Exercise directions - If a line in the material below holds the string "from", tally it, then give the tally alone.

Data for the task -
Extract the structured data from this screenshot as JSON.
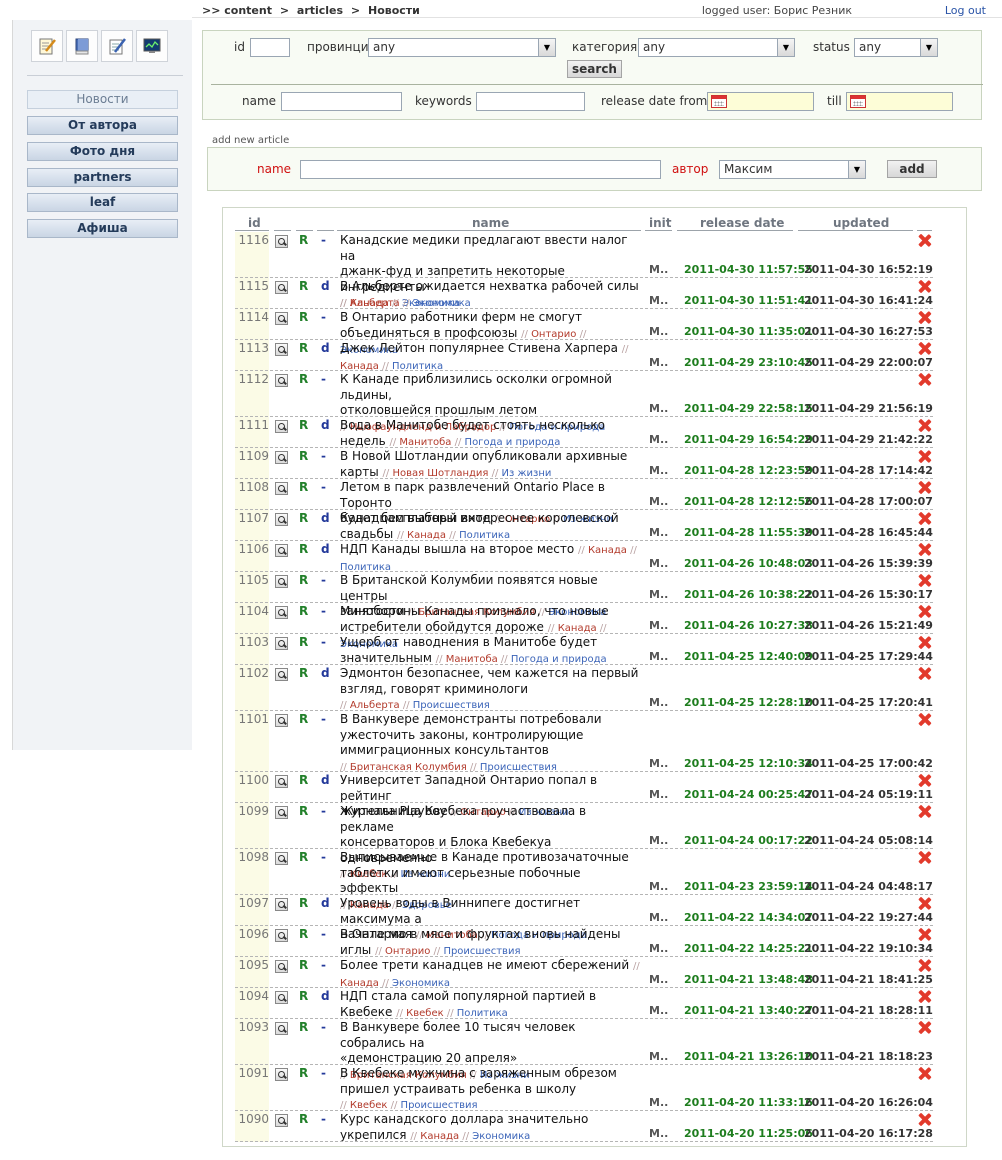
{
  "breadcrumb": [
    ">> content",
    ">",
    "articles",
    ">",
    "Новости"
  ],
  "user": {
    "label": "logged user: Борис Резник",
    "logout": "Log out"
  },
  "sidebar": {
    "nav": [
      "Новости",
      "От автора",
      "Фото дня",
      "partners",
      "leaf",
      "Афиша"
    ],
    "active": "Новости",
    "tools": [
      "edit-note-icon",
      "book-icon",
      "pencil-list-icon",
      "monitor-chart-icon"
    ]
  },
  "filter": {
    "id_label": "id",
    "province_label": "провинци",
    "province_value": "any",
    "category_label": "категория",
    "category_value": "any",
    "status_label": "status",
    "status_value": "any",
    "search_label": "search",
    "name_label": "name",
    "keywords_label": "keywords",
    "release_from_label": "release date from",
    "till_label": "till"
  },
  "add": {
    "section_label": "add new article",
    "name_label": "name",
    "author_label": "автор",
    "author_value": "Максим",
    "add_label": "add"
  },
  "table": {
    "columns": [
      "id",
      "name",
      "init",
      "release date",
      "updated"
    ],
    "rows": [
      {
        "id": "1116",
        "d": "-",
        "title": [
          "Канадские медики предлагают ввести налог на",
          "джанк-фуд и запретить некоторые ингредиенты"
        ],
        "tags": [
          "Канада",
          "Экономика"
        ],
        "init": "M..",
        "release": "2011-04-30 11:57:55",
        "updated": "2011-04-30 16:52:19"
      },
      {
        "id": "1115",
        "d": "d",
        "title": [
          "В Альберте ожидается нехватка рабочей силы"
        ],
        "tags": [
          "Альберта",
          "Экономика"
        ],
        "init": "M..",
        "release": "2011-04-30 11:51:41",
        "updated": "2011-04-30 16:41:24"
      },
      {
        "id": "1114",
        "d": "-",
        "title": [
          "В Онтарио работники ферм не смогут",
          "объединяться в профсоюзы"
        ],
        "tags": [
          "Онтарио",
          "Экономика"
        ],
        "init": "M..",
        "release": "2011-04-30 11:35:01",
        "updated": "2011-04-30 16:27:53"
      },
      {
        "id": "1113",
        "d": "d",
        "title": [
          "Джек Лейтон популярнее Стивена Харпера"
        ],
        "tags": [
          "Канада",
          "Политика"
        ],
        "init": "M..",
        "release": "2011-04-29 23:10:45",
        "updated": "2011-04-29 22:00:07"
      },
      {
        "id": "1112",
        "d": "-",
        "title": [
          "К Канаде приблизились осколки огромной льдины,",
          "отколовшейся прошлым летом"
        ],
        "tags": [
          "Ньюфаундленд и Лабрадор",
          "Погода и природа"
        ],
        "init": "M..",
        "release": "2011-04-29 22:58:15",
        "updated": "2011-04-29 21:56:19"
      },
      {
        "id": "1111",
        "d": "d",
        "title": [
          "Вода в Манитобе будет стоять несколько недель"
        ],
        "tags": [
          "Манитоба",
          "Погода и природа"
        ],
        "init": "M..",
        "release": "2011-04-29 16:54:29",
        "updated": "2011-04-29 21:42:22"
      },
      {
        "id": "1109",
        "d": "-",
        "title": [
          "В Новой Шотландии опубликовали архивные карты"
        ],
        "tags": [
          "Новая Шотландия",
          "Из жизни"
        ],
        "init": "M..",
        "release": "2011-04-28 12:23:59",
        "updated": "2011-04-28 17:14:42"
      },
      {
        "id": "1108",
        "d": "-",
        "title": [
          "Летом в парк развлечений Ontario Place в Торонто",
          "будет бесплатный вход"
        ],
        "tags": [
          "Онтарио",
          "Из жизни"
        ],
        "init": "M..",
        "release": "2011-04-28 12:12:56",
        "updated": "2011-04-28 17:00:07"
      },
      {
        "id": "1107",
        "d": "d",
        "title": [
          "Канадцам выборы интереснее королевской",
          "свадьбы"
        ],
        "tags": [
          "Канада",
          "Политика"
        ],
        "init": "M..",
        "release": "2011-04-28 11:55:39",
        "updated": "2011-04-28 16:45:44"
      },
      {
        "id": "1106",
        "d": "d",
        "title": [
          "НДП Канады вышла на второе место"
        ],
        "tags": [
          "Канада",
          "Политика"
        ],
        "init": "M..",
        "release": "2011-04-26 10:48:03",
        "updated": "2011-04-26 15:39:39"
      },
      {
        "id": "1105",
        "d": "-",
        "title": [
          "В Британской Колумбии появятся новые центры",
          "занятости"
        ],
        "tags": [
          "Британская Колумбия",
          "Экономика"
        ],
        "init": "M..",
        "release": "2011-04-26 10:38:22",
        "updated": "2011-04-26 15:30:17"
      },
      {
        "id": "1104",
        "d": "-",
        "title": [
          "Минобороны Канады признало, что новые",
          "истребители обойдутся дороже"
        ],
        "tags": [
          "Канада",
          "Экономика"
        ],
        "init": "M..",
        "release": "2011-04-26 10:27:38",
        "updated": "2011-04-26 15:21:49"
      },
      {
        "id": "1103",
        "d": "-",
        "title": [
          "Ущерб от наводнения в Манитобе будет",
          "значительным"
        ],
        "tags": [
          "Манитоба",
          "Погода и природа"
        ],
        "init": "M..",
        "release": "2011-04-25 12:40:09",
        "updated": "2011-04-25 17:29:44"
      },
      {
        "id": "1102",
        "d": "d",
        "title": [
          "Эдмонтон безопаснее, чем кажется на первый",
          "взгляд, говорят криминологи"
        ],
        "tags": [
          "Альберта",
          "Происшествия"
        ],
        "init": "M..",
        "release": "2011-04-25 12:28:10",
        "updated": "2011-04-25 17:20:41"
      },
      {
        "id": "1101",
        "d": "-",
        "title": [
          "В Ванкувере демонстранты потребовали",
          "ужесточить законы, контролирующие",
          "иммиграционных консультантов"
        ],
        "tags": [
          "Британская Колумбия",
          "Происшествия"
        ],
        "init": "M..",
        "release": "2011-04-25 12:10:34",
        "updated": "2011-04-25 17:00:42"
      },
      {
        "id": "1100",
        "d": "d",
        "title": [
          "Университет Западной Онтарио попал в рейтинг",
          "журнала Playboy"
        ],
        "tags": [
          "Онтарио",
          "Из жизни"
        ],
        "init": "M..",
        "release": "2011-04-24 00:25:47",
        "updated": "2011-04-24 05:19:11"
      },
      {
        "id": "1099",
        "d": "-",
        "title": [
          "Жительница Квебека поучаствовала в рекламе",
          "консерваторов и Блока Квебекуа одновременно"
        ],
        "tags": [
          "Квебек",
          "Из жизни"
        ],
        "init": "M..",
        "release": "2011-04-24 00:17:22",
        "updated": "2011-04-24 05:08:14"
      },
      {
        "id": "1098",
        "d": "-",
        "title": [
          "Выписываемые в Канаде противозачаточные",
          "таблетки имеют серьезные побочные эффекты"
        ],
        "tags": [
          "Канада",
          "Здоровье"
        ],
        "init": "M..",
        "release": "2011-04-23 23:59:14",
        "updated": "2011-04-24 04:48:17"
      },
      {
        "id": "1097",
        "d": "d",
        "title": [
          "Уровень воды в Виннипеге достигнет максимума а",
          "начале мая"
        ],
        "tags": [
          "Манитоба",
          "Погода и природа"
        ],
        "init": "M..",
        "release": "2011-04-22 14:34:07",
        "updated": "2011-04-22 19:27:44"
      },
      {
        "id": "1096",
        "d": "-",
        "title": [
          "В Онтарио в мясе и фруктах вновь найдены иглы"
        ],
        "tags": [
          "Онтарио",
          "Происшествия"
        ],
        "init": "M..",
        "release": "2011-04-22 14:25:21",
        "updated": "2011-04-22 19:10:34"
      },
      {
        "id": "1095",
        "d": "-",
        "title": [
          "Более трети канадцев не имеют сбережений"
        ],
        "tags": [
          "Канада",
          "Экономика"
        ],
        "init": "M..",
        "release": "2011-04-21 13:48:48",
        "updated": "2011-04-21 18:41:25"
      },
      {
        "id": "1094",
        "d": "d",
        "title": [
          "НДП стала самой популярной партией в Квебеке"
        ],
        "tags": [
          "Квебек",
          "Политика"
        ],
        "init": "M..",
        "release": "2011-04-21 13:40:27",
        "updated": "2011-04-21 18:28:11"
      },
      {
        "id": "1093",
        "d": "-",
        "title": [
          "В Ванкувере более 10 тысяч человек собрались на",
          "«демонстрацию 20 апреля»"
        ],
        "tags": [
          "Британская Колумбия",
          "Из жизни"
        ],
        "init": "M..",
        "release": "2011-04-21 13:26:10",
        "updated": "2011-04-21 18:18:23"
      },
      {
        "id": "1091",
        "d": "-",
        "title": [
          "В Квебеке мужчина с заряженным обрезом",
          "пришел устраивать ребенка в школу"
        ],
        "tags": [
          "Квебек",
          "Происшествия"
        ],
        "init": "M..",
        "release": "2011-04-20 11:33:16",
        "updated": "2011-04-20 16:26:04"
      },
      {
        "id": "1090",
        "d": "-",
        "title": [
          "Курс канадского доллара значительно укрепился"
        ],
        "tags": [
          "Канада",
          "Экономика"
        ],
        "init": "M..",
        "release": "2011-04-20 11:25:06",
        "updated": "2011-04-20 16:17:28"
      }
    ]
  }
}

Output of the exercise - 2